I'm guessing that you probably don't want to re-design your forms, so the other option is to use Automatic Scaling to adjust the form's resolution at run time. This feature was new in version 2.0 of the .NET Framework so your app built in VS 2003 wouldn't have used this. As far as I can tell, the only modification you might need to make is to move all of the controls on your form to a Container control, since Automatic Scaling applies to containers rather than forms. For more info, see “Automatic Scaling in Windows Forms.”

  • Doc Detective

Dear Doc Detective,

What is the trick to debugging WCF services? I wrote a WCF service, made sure debugging is turned on in the web.config file and I even set includeExceptionDetailInFaults to True. I hooked a WinForm test program up to the service, but it will not debug into the service. What am I missing?

  • Bugged in Bugtussle

Dear Bugged,

It kind of depends on where the WCF service is hosted. In your case, I'm assuming that your WinForms project is in the same solution as the Web service. If so, hitting F5 is just going to attach the debugger to the WinForms app (also assuming that it's the startup project).

To debug the WCF service, you'll need to select the Debug, Attach to Process menu item, and select the ASP worker process that is hosting the WCF service. You can see this described in the not-so-aptly named topic, “Limitations on WCF Debugging.”

On the other hand, if your WCF service is self-hosted, it's even easier. (A self-hosted service is a WCF service that does not run inside IIS, the WCF Service Host, or the ASP.NET Development Server.) In this case, you can just set both the WCF and client projects to be Startup projects using the Multiple Startup Projects option. You can read more about this in the topic “How to: Debug a Self-Hosted WCF Service.”

  • Doc D

Dear Doc Detective,

When I create a new Visual Basic Windows Forms application, an ApplicationDesigner.vb file is created for me that lets me set up a number of important options like single instancing, enabling visual styles, etc.

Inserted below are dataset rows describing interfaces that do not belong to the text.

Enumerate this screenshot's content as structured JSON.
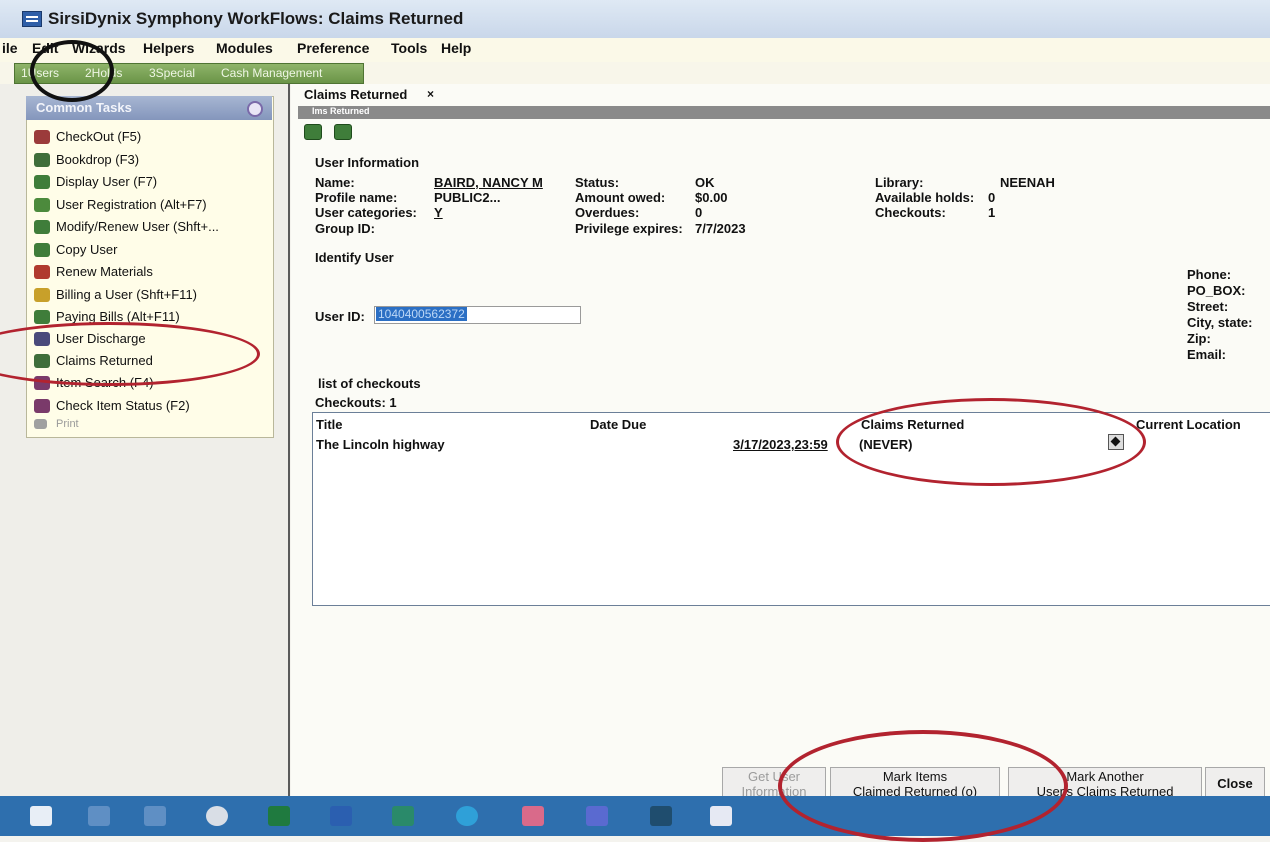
{
  "window": {
    "title": "SirsiDynix Symphony WorkFlows: Claims Returned"
  },
  "menu": [
    "ile",
    "Edit",
    "Wizards",
    "Helpers",
    "Modules",
    "Preference",
    "Tools",
    "Help"
  ],
  "group_tabs": [
    "1Users",
    "2Holds",
    "3Special",
    "Cash Management"
  ],
  "common_tasks": {
    "title": "Common Tasks",
    "items": [
      {
        "label": "CheckOut (F5)",
        "color": "#9b3b3b"
      },
      {
        "label": "Bookdrop (F3)",
        "color": "#3f6e3a"
      },
      {
        "label": "Display User (F7)",
        "color": "#3f7d3a"
      },
      {
        "label": "User Registration (Alt+F7)",
        "color": "#4c8a3c"
      },
      {
        "label": "Modify/Renew User (Shft+...",
        "color": "#3f7d3a"
      },
      {
        "label": "Copy User",
        "color": "#3f7d3a"
      },
      {
        "label": "Renew Materials",
        "color": "#b03a2e"
      },
      {
        "label": "Billing a User (Shft+F11)",
        "color": "#c8a02a"
      },
      {
        "label": "Paying Bills (Alt+F11)",
        "color": "#3f7d3a"
      },
      {
        "label": "User Discharge",
        "color": "#4a4a7a"
      },
      {
        "label": "Claims Returned",
        "color": "#3f6e3a"
      },
      {
        "label": "Item Search (F4)",
        "color": "#7a3a6a"
      },
      {
        "label": "Check Item Status (F2)",
        "color": "#7a3a6a"
      },
      {
        "label": "Print",
        "color": "#a0a0a0"
      }
    ]
  },
  "doc_tab": {
    "label": "Claims Returned",
    "close": "×"
  },
  "subbar": "Ims Returned",
  "user_info": {
    "heading": "User Information",
    "name_label": "Name:",
    "name": "BAIRD, NANCY M",
    "profile_label": "Profile name:",
    "profile": "PUBLIC2...",
    "categories_label": "User categories:",
    "categories": "Y",
    "group_label": "Group ID:",
    "status_label": "Status:",
    "status": "OK",
    "owed_label": "Amount owed:",
    "owed": "$0.00",
    "overdues_label": "Overdues:",
    "overdues": "0",
    "privilege_label": "Privilege expires:",
    "privilege": "7/7/2023",
    "library_label": "Library:",
    "library": "NEENAH",
    "holds_label": "Available holds:",
    "holds": "0",
    "checkouts_label": "Checkouts:",
    "checkouts": "1"
  },
  "identify": {
    "heading": "Identify User",
    "userid_label": "User ID:",
    "userid": "1040400562372"
  },
  "contact_labels": [
    "Phone:",
    "PO_BOX:",
    "Street:",
    "City, state:",
    "Zip:",
    "Email:"
  ],
  "checkouts": {
    "heading": "list of checkouts",
    "count_label": "Checkouts: 1",
    "columns": [
      "Title",
      "Date Due",
      "Claims Returned",
      "Current Location"
    ],
    "rows": [
      {
        "title": "The Lincoln highway",
        "date_due": "3/17/2023,23:59",
        "claims": "(NEVER)"
      }
    ]
  },
  "buttons": {
    "get_info": [
      "Get User",
      "Information"
    ],
    "mark_items": [
      "Mark Items",
      "Claimed Returned (o)"
    ],
    "mark_another": [
      "Mark Another",
      "User's Claims Returned"
    ],
    "close": "Close"
  },
  "taskbar_icons": [
    "start-icon",
    "search-icon",
    "task-view-icon",
    "settings-icon",
    "excel-icon",
    "word-icon",
    "publisher-icon",
    "edge-icon",
    "paint-icon",
    "teams-icon",
    "phone-icon",
    "workflows-icon"
  ]
}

However, when I create a C# Windows Forms app, Visual Studio doesn't create such a file. Is this file not needed in C# or is this functionality hidden somewhere else? My main concern here is consistency.

  • Questioning in Quebec City

Dear Questioning,

Yes and yes. C# has no “My” namespace and no “Application Framework” functionality, which is what that file is all about. It's not needed in C#, and it's really not needed in VB either. Microsoft implemented it to make some common tasks (such as single instance applications) easier to implement for the developer.

If you go into the Application tab in the VB Project Designer and uncheck the “enable application framework” checkbox, you will notice that the <a href="http://application.designer.vb">application.designer.vb</a> file goes blank (except for some comments and option statements). The settings that you can modify in that file are all options in the Application tab under the checkbox mentioned above. This is covered (somewhat) in the topic “How to: Change the Startup Object for an Application (Visual Basic).”

  • Doctor D

Doc's Doc Tip of the Day

The Doc frequently sees questions from users of the Visual Studio Express editions complaining about being directed to a “link not found” page when clicking on links in the documentation. This is a known limitation of the Express editions, which ship with a smaller subset of the MSDN Library.

While frustrating, you can remedy this in one of two ways. First, you can choose to download and install the full MSDN Library, which is available for free on the MSDN Download Center. The other is to use the Search feature in Help to find the topics online-just cut and paste the link text into search, and select the MSDN Online tab in the results.

Found a topic in Help that doesn't help? Tell the Visual Studio documentation team about it by clicking on the “Send feedback” link in local Help topics, or the “Click to rate and give feedback” link in online Help.